*Supplied information*.
--------------------

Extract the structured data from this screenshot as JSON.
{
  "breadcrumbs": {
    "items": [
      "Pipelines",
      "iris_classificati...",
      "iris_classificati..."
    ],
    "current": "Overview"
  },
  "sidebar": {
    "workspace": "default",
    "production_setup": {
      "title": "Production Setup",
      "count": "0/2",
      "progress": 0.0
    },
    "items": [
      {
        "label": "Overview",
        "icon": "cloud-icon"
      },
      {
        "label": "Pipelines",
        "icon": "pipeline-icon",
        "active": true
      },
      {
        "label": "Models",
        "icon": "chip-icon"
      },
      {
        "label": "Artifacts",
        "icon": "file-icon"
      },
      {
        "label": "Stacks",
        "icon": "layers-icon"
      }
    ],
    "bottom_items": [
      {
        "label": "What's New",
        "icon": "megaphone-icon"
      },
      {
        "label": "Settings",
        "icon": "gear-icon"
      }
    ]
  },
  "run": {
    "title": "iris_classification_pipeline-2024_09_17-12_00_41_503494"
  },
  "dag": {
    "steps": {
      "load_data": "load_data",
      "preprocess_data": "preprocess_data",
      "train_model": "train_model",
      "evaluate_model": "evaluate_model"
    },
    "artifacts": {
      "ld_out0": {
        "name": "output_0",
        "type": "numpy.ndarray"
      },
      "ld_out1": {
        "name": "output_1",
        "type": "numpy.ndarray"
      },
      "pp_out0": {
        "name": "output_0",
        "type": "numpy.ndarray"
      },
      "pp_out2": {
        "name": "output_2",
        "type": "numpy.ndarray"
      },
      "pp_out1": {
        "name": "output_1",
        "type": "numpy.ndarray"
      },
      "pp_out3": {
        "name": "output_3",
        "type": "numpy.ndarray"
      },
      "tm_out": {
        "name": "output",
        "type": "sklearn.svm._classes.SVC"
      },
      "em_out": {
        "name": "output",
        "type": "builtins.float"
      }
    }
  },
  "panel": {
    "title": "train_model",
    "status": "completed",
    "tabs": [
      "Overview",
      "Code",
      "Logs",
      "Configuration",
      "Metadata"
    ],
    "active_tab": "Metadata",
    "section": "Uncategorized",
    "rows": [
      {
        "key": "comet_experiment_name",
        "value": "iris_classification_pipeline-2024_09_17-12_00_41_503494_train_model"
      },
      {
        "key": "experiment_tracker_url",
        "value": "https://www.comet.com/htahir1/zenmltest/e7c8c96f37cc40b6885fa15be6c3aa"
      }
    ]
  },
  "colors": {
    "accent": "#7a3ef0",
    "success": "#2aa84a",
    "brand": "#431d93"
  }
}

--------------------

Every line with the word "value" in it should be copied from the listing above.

*Solution to this task*.
        "value": "iris_classification_pipeline-2024_09_17-12_00_41_503494_train_model"
        "value": "https://www.comet.com/htahir1/zenmltest/e7c8c96f37cc40b6885fa15be6c3aa"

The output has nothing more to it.